Honestly, just about every sentence is rife with errors. Cardinal Danneels not having done anything like this fits within the general trend in the Low Countries, as well as with the cardinal’s own priorities. It says nothing about Archbishop Léonard. This is indeed the signal of a contemporary Church; a Church willing to embrace the complete package of Tradition, liturgy and doctrine, instead of the politically correct bits and pieces in an attempt to speak to the masses by not being too difficult. Acknowledging and making use of Tradition, the 2,000-year development of Church, faith and philosophy could be considered falling back on the past: the past being, in this case, the rich treasure chest from which we draw so much of our identity, knowledge, faith and, yes, knowledge of the Lord. And then, lastly, the liturgy being between priest and God? Ridiculous nonsense. The liturgy is always a matter of God and His people. In that order. God first, people second, in an eternal dialogue of love and teaching. The priest faces the Lord together with the people: all face the same direction, because before God all men and women are equal, be they priest or laity. The liturgy of the Mass is not about ‘having something to do’; it is about prayer, about getting to know God (something with which we are never finished), communicating with Him, and He with us, not according to our own standards, but to His, the standards which were part of His plan for us ever since the Fall.
Mettepenningen’s comments are characteristic of the shallow idea of ‘being Church’ that has spread so heavily in the west in the past decades. Church is not something we make together: it is something given to us by Christ as the prime means of our salvation. It is therefore not a social club, not a self-help centre, not an opportunity to be constructive by being the centre of attention. The liturgy of the Mass is the uniting of the people of God to the heart of Christ, in prayer, as part of the world Church, and thus as something much, much greater than we are.
There are rumours that Bishop Roger Vangheluwe of Bruges has offered his resignation in relation to a case of sexual abuse. There are as yet no details or official confirmation of the case and the resignation. A family member of the bishop is said to have related the news to a press agency.
At noon today Archbishop André-Joseph Léonard of Malines-Brussels, Bishop Guy Harpigny of Tournai and Professor Peter Adriaenssens, chair of the committee investigating abuse claims in the Belgian Church, will hold a press conference.
Bishop Vangheluwe has been the head of the Bruges diocese since 1985.
EDIT (10:47): Belgian daily De Standaard reports that the resignation of a bishop was announced yesterday by the Belgian bishops’ conference, after which aforementioned family member identified Msgr. Vangheluwe as the bishop in question. The newspaper also says that Pope Benedict XVI is said to have already accepted the resignation.

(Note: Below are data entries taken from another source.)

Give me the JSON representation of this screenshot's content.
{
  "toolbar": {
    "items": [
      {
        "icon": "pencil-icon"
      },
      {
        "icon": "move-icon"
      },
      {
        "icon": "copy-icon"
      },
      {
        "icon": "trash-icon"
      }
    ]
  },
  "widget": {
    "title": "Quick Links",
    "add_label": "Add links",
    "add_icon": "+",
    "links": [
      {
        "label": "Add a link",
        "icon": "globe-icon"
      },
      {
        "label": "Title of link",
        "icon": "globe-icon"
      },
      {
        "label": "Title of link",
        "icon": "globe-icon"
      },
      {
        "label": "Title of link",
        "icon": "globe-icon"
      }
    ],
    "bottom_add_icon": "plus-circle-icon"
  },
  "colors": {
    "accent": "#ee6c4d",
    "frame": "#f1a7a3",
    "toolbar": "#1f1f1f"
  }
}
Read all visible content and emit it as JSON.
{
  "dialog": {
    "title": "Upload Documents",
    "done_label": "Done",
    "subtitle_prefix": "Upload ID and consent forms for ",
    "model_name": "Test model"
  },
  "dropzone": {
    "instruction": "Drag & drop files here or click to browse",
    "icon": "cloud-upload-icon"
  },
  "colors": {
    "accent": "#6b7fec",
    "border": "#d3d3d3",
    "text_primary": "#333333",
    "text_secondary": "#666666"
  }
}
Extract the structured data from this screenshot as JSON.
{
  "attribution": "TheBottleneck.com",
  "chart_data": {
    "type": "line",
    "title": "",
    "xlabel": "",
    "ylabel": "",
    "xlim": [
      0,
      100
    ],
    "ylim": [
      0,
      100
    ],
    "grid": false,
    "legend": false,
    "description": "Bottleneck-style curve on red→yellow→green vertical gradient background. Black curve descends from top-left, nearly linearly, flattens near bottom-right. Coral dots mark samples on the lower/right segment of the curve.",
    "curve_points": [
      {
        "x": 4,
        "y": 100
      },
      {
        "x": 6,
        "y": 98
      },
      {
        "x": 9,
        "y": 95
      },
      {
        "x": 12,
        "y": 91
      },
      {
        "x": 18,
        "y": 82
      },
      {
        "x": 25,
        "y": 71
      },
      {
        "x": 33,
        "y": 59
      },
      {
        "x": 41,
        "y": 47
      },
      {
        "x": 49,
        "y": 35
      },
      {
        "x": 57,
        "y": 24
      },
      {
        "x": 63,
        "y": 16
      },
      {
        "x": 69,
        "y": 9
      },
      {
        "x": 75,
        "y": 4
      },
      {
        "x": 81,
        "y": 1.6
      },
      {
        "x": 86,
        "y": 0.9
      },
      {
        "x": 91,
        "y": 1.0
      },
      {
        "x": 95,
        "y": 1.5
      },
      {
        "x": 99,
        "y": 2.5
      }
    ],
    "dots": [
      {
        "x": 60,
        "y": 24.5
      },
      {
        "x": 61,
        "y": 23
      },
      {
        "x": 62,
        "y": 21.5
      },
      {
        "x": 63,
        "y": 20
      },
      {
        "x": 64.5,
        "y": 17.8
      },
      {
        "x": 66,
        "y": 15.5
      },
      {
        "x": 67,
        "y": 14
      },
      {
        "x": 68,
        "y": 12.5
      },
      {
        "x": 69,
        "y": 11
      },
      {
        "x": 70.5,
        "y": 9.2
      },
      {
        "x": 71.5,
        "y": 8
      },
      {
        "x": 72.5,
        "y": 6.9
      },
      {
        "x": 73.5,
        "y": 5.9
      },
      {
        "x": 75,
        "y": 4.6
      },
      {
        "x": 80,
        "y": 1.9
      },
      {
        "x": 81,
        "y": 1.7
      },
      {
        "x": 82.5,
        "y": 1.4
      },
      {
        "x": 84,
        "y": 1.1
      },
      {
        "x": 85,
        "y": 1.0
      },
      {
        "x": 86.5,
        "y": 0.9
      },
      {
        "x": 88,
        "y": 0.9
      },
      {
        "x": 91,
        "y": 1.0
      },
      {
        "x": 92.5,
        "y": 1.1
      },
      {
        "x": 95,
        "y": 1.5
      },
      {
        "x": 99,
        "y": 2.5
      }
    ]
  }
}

EDIT (11:46): The press conference, due to start in less than fifteen minutes, can be watched here.
EDIT (12:25): Press conference revealed that Bishop Vangheluwe was himself guilty of abuse of a boy, in the time before he was appointed bishop. Archbishop Léonard was visibly emotional during the press conference, and statements from the spokesman of the Diocese of Bruges reflected similar feelings among the staff of the bishop.
I’ll make the statements of former Bishop Vangheluwe, Archbishop Léonard, Bishop Harpigny and spokesman Peter Rossel available in English in the course of the afternoon. You may already read the Dutch texts here.
In the meantime, let us pray for the victim and his family, that they may be helped on their way to recovery; for the Diocese of Bruges and the entire Belgian Church, that they may weather this storm and emerge stronger; and for Fr. Roger Vangheluwe, that he may be truly repentent for what he has done, and so receive the mercy of God.